▶ **Work order**: When a line in the material contains the word "true", copy it.

▶ **Data listing**:
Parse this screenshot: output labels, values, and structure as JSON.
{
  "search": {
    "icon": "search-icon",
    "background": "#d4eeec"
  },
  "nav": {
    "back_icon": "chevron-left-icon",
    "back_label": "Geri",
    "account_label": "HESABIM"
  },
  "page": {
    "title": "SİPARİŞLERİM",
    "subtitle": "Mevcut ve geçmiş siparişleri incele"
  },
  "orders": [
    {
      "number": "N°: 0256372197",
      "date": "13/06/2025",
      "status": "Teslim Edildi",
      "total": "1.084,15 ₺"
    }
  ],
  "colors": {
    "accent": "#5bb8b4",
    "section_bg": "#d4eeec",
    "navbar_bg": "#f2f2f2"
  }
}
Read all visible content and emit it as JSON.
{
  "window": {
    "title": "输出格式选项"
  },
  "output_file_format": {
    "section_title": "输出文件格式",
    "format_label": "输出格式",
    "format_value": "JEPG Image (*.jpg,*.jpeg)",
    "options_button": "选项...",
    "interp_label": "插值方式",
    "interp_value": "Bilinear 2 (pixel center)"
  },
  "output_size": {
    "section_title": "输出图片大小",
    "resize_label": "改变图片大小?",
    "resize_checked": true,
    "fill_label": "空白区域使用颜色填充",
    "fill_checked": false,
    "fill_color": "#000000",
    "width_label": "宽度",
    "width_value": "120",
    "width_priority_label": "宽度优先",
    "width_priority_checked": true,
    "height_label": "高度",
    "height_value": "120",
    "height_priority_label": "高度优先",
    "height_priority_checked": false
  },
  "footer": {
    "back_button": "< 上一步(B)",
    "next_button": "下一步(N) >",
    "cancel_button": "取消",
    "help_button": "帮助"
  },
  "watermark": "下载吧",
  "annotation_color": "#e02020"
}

▶ **Expected answer**:
    "resize_checked": true,
    "width_priority_checked": true,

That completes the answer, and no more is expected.